ENTRIES PROVIDED ->
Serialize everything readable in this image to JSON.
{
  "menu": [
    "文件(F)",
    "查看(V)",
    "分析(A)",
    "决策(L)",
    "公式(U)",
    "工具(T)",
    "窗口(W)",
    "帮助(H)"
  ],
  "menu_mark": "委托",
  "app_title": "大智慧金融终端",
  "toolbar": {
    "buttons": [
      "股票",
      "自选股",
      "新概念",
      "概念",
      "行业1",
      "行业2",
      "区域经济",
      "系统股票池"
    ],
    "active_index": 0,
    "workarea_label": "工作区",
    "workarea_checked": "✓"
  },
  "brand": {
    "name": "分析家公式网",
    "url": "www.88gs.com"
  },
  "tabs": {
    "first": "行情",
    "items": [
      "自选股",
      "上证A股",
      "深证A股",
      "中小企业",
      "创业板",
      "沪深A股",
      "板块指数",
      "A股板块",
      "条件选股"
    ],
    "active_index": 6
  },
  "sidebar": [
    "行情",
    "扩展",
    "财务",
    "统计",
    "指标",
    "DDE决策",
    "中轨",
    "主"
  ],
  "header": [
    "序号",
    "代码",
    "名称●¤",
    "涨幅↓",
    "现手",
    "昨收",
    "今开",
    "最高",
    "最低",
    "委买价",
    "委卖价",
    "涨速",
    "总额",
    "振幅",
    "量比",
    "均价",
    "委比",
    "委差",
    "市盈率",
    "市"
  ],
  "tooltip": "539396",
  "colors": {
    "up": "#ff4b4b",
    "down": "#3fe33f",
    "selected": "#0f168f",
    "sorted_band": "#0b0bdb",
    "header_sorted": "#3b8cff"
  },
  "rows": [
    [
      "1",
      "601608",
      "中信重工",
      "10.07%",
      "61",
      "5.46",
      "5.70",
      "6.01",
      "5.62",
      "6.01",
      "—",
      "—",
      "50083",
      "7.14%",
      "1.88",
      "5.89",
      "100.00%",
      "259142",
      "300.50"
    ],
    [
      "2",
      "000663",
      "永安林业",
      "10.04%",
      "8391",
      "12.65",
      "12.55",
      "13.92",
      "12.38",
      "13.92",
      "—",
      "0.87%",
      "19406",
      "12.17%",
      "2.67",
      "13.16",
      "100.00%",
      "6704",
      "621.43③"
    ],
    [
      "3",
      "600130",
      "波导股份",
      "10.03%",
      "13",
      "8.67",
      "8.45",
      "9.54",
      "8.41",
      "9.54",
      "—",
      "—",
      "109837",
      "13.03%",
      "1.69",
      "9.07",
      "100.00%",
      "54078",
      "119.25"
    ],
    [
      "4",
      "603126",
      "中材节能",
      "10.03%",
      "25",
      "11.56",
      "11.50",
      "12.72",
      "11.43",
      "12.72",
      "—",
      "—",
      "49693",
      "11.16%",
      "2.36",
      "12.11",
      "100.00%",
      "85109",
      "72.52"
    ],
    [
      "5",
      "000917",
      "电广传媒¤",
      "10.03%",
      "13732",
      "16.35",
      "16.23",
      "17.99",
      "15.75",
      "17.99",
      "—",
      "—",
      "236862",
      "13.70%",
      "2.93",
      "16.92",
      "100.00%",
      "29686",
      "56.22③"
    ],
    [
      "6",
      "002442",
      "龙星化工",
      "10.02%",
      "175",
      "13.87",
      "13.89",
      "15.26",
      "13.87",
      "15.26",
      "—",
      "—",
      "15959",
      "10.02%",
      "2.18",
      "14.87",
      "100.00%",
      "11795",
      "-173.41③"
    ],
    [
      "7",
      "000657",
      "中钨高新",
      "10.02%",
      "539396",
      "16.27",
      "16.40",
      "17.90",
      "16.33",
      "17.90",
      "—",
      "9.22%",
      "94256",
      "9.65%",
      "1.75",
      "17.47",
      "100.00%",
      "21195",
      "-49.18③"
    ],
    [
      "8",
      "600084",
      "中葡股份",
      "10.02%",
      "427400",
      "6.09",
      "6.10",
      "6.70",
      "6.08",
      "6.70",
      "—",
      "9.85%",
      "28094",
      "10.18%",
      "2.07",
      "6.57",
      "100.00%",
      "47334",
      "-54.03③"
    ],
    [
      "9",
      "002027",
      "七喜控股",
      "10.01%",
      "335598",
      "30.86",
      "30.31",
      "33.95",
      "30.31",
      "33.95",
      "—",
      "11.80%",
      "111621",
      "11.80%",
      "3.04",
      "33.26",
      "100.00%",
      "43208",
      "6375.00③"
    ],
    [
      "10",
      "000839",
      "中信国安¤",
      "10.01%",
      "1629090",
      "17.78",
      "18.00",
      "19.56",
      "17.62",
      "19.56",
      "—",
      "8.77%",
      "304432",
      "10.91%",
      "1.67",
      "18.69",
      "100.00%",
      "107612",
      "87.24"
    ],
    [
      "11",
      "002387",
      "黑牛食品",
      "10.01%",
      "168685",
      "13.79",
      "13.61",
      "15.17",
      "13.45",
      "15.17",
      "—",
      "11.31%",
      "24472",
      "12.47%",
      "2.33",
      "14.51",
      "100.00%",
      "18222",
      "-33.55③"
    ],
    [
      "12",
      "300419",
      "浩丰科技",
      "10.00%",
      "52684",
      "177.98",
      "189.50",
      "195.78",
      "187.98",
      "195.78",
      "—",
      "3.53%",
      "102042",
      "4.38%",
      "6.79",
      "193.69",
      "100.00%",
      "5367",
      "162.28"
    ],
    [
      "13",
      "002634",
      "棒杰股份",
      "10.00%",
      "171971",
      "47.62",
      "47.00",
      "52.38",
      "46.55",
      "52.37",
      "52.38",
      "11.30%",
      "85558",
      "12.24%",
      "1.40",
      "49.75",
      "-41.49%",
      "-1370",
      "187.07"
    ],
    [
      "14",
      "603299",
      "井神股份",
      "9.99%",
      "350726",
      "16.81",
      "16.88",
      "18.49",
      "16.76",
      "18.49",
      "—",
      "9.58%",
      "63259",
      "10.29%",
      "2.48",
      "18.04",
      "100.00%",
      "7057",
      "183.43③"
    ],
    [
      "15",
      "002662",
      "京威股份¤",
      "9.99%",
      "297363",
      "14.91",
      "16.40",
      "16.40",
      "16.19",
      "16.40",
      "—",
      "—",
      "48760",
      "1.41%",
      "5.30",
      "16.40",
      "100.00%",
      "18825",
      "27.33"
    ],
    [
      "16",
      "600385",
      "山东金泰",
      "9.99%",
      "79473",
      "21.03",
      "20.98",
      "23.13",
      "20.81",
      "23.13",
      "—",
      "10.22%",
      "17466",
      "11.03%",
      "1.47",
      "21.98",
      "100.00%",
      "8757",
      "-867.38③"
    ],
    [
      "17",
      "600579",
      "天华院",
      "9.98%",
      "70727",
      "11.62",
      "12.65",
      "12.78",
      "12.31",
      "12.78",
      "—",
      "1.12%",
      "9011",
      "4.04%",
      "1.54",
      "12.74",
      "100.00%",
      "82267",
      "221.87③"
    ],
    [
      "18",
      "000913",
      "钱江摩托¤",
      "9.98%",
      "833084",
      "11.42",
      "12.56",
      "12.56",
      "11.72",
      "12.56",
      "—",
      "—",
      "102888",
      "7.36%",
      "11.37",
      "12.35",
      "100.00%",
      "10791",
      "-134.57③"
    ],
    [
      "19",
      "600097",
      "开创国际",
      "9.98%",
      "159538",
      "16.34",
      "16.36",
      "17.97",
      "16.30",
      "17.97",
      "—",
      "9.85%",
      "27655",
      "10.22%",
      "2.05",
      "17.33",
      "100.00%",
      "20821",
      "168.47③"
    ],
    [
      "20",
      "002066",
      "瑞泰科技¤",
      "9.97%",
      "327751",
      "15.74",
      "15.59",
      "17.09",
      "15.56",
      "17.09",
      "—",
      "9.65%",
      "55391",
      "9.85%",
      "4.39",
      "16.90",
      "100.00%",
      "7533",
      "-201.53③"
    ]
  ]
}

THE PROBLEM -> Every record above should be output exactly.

TASK OUTPUT ->
Serialize everything readable in this image to JSON.
{
  "menu": [
    "文件(F)",
    "查看(V)",
    "分析(A)",
    "决策(L)",
    "公式(U)",
    "工具(T)",
    "窗口(W)",
    "帮助(H)"
  ],
  "menu_mark": "委托",
  "app_title": "大智慧金融终端",
  "toolbar": {
    "buttons": [
      "股票",
      "自选股",
      "新概念",
      "概念",
      "行业1",
      "行业2",
      "区域经济",
      "系统股票池"
    ],
    "active_index": 0,
    "workarea_label": "工作区",
    "workarea_checked": "✓"
  },
  "brand": {
    "name": "分析家公式网",
    "url": "www.88gs.com"
  },
  "tabs": {
    "first": "行情",
    "items": [
      "自选股",
      "上证A股",
      "深证A股",
      "中小企业",
      "创业板",
      "沪深A股",
      "板块指数",
      "A股板块",
      "条件选股"
    ],
    "active_index": 6
  },
  "sidebar": [
    "行情",
    "扩展",
    "财务",
    "统计",
    "指标",
    "DDE决策",
    "中轨",
    "主"
  ],
  "header": [
    "序号",
    "代码",
    "名称●¤",
    "涨幅↓",
    "现手",
    "昨收",
    "今开",
    "最高",
    "最低",
    "委买价",
    "委卖价",
    "涨速",
    "总额",
    "振幅",
    "量比",
    "均价",
    "委比",
    "委差",
    "市盈率",
    "市"
  ],
  "tooltip": "539396",
  "colors": {
    "up": "#ff4b4b",
    "down": "#3fe33f",
    "selected": "#0f168f",
    "sorted_band": "#0b0bdb",
    "header_sorted": "#3b8cff"
  },
  "rows": [
    [
      "1",
      "601608",
      "中信重工",
      "10.07%",
      "61",
      "5.46",
      "5.70",
      "6.01",
      "5.62",
      "6.01",
      "—",
      "—",
      "50083",
      "7.14%",
      "1.88",
      "5.89",
      "100.00%",
      "259142",
      "300.50"
    ],
    [
      "2",
      "000663",
      "永安林业",
      "10.04%",
      "8391",
      "12.65",
      "12.55",
      "13.92",
      "12.38",
      "13.92",
      "—",
      "0.87%",
      "19406",
      "12.17%",
      "2.67",
      "13.16",
      "100.00%",
      "6704",
      "621.43③"
    ],
    [
      "3",
      "600130",
      "波导股份",
      "10.03%",
      "13",
      "8.67",
      "8.45",
      "9.54",
      "8.41",
      "9.54",
      "—",
      "—",
      "109837",
      "13.03%",
      "1.69",
      "9.07",
      "100.00%",
      "54078",
      "119.25"
    ],
    [
      "4",
      "603126",
      "中材节能",
      "10.03%",
      "25",
      "11.56",
      "11.50",
      "12.72",
      "11.43",
      "12.72",
      "—",
      "—",
      "49693",
      "11.16%",
      "2.36",
      "12.11",
      "100.00%",
      "85109",
      "72.52"
    ],
    [
      "5",
      "000917",
      "电广传媒¤",
      "10.03%",
      "13732",
      "16.35",
      "16.23",
      "17.99",
      "15.75",
      "17.99",
      "—",
      "—",
      "236862",
      "13.70%",
      "2.93",
      "16.92",
      "100.00%",
      "29686",
      "56.22③"
    ],
    [
      "6",
      "002442",
      "龙星化工",
      "10.02%",
      "175",
      "13.87",
      "13.89",
      "15.26",
      "13.87",
      "15.26",
      "—",
      "—",
      "15959",
      "10.02%",
      "2.18",
      "14.87",
      "100.00%",
      "11795",
      "-173.41③"
    ],
    [
      "7",
      "000657",
      "中钨高新",
      "10.02%",
      "539396",
      "16.27",
      "16.40",
      "17.90",
      "16.33",
      "17.90",
      "—",
      "9.22%",
      "94256",
      "9.65%",
      "1.75",
      "17.47",
      "100.00%",
      "21195",
      "-49.18③"
    ],
    [
      "8",
      "600084",
      "中葡股份",
      "10.02%",
      "427400",
      "6.09",
      "6.10",
      "6.70",
      "6.08",
      "6.70",
      "—",
      "9.85%",
      "28094",
      "10.18%",
      "2.07",
      "6.57",
      "100.00%",
      "47334",
      "-54.03③"
    ],
    [
      "9",
      "002027",
      "七喜控股",
      "10.01%",
      "335598",
      "30.86",
      "30.31",
      "33.95",
      "30.31",
      "33.95",
      "—",
      "11.80%",
      "111621",
      "11.80%",
      "3.04",
      "33.26",
      "100.00%",
      "43208",
      "6375.00③"
    ],
    [
      "10",
      "000839",
      "中信国安¤",
      "10.01%",
      "1629090",
      "17.78",
      "18.00",
      "19.56",
      "17.62",
      "19.56",
      "—",
      "8.77%",
      "304432",
      "10.91%",
      "1.67",
      "18.69",
      "100.00%",
      "107612",
      "87.24"
    ],
    [
      "11",
      "002387",
      "黑牛食品",
      "10.01%",
      "168685",
      "13.79",
      "13.61",
      "15.17",
      "13.45",
      "15.17",
      "—",
      "11.31%",
      "24472",
      "12.47%",
      "2.33",
      "14.51",
      "100.00%",
      "18222",
      "-33.55③"
    ],
    [
      "12",
      "300419",
      "浩丰科技",
      "10.00%",
      "52684",
      "177.98",
      "189.50",
      "195.78",
      "187.98",
      "195.78",
      "—",
      "3.53%",
      "102042",
      "4.38%",
      "6.79",
      "193.69",
      "100.00%",
      "5367",
      "162.28"
    ],
    [
      "13",
      "002634",
      "棒杰股份",
      "10.00%",
      "171971",
      "47.62",
      "47.00",
      "52.38",
      "46.55",
      "52.37",
      "52.38",
      "11.30%",
      "85558",
      "12.24%",
      "1.40",
      "49.75",
      "-41.49%",
      "-1370",
      "187.07"
    ],
    [
      "14",
      "603299",
      "井神股份",
      "9.99%",
      "350726",
      "16.81",
      "16.88",
      "18.49",
      "16.76",
      "18.49",
      "—",
      "9.58%",
      "63259",
      "10.29%",
      "2.48",
      "18.04",
      "100.00%",
      "7057",
      "183.43③"
    ],
    [
      "15",
      "002662",
      "京威股份¤",
      "9.99%",
      "297363",
      "14.91",
      "16.40",
      "16.40",
      "16.19",
      "16.40",
      "—",
      "—",
      "48760",
      "1.41%",
      "5.30",
      "16.40",
      "100.00%",
      "18825",
      "27.33"
    ],
    [
      "16",
      "600385",
      "山东金泰",
      "9.99%",
      "79473",
      "21.03",
      "20.98",
      "23.13",
      "20.81",
      "23.13",
      "—",
      "10.22%",
      "17466",
      "11.03%",
      "1.47",
      "21.98",
      "100.00%",
      "8757",
      "-867.38③"
    ],
    [
      "17",
      "600579",
      "天华院",
      "9.98%",
      "70727",
      "11.62",
      "12.65",
      "12.78",
      "12.31",
      "12.78",
      "—",
      "1.12%",
      "9011",
      "4.04%",
      "1.54",
      "12.74",
      "100.00%",
      "82267",
      "221.87③"
    ],
    [
      "18",
      "000913",
      "钱江摩托¤",
      "9.98%",
      "833084",
      "11.42",
      "12.56",
      "12.56",
      "11.72",
      "12.56",
      "—",
      "—",
      "102888",
      "7.36%",
      "11.37",
      "12.35",
      "100.00%",
      "10791",
      "-134.57③"
    ],
    [
      "19",
      "600097",
      "开创国际",
      "9.98%",
      "159538",
      "16.34",
      "16.36",
      "17.97",
      "16.30",
      "17.97",
      "—",
      "9.85%",
      "27655",
      "10.22%",
      "2.05",
      "17.33",
      "100.00%",
      "20821",
      "168.47③"
    ],
    [
      "20",
      "002066",
      "瑞泰科技¤",
      "9.97%",
      "327751",
      "15.74",
      "15.59",
      "17.09",
      "15.56",
      "17.09",
      "—",
      "9.65%",
      "55391",
      "9.85%",
      "4.39",
      "16.90",
      "100.00%",
      "7533",
      "-201.53③"
    ]
  ]
}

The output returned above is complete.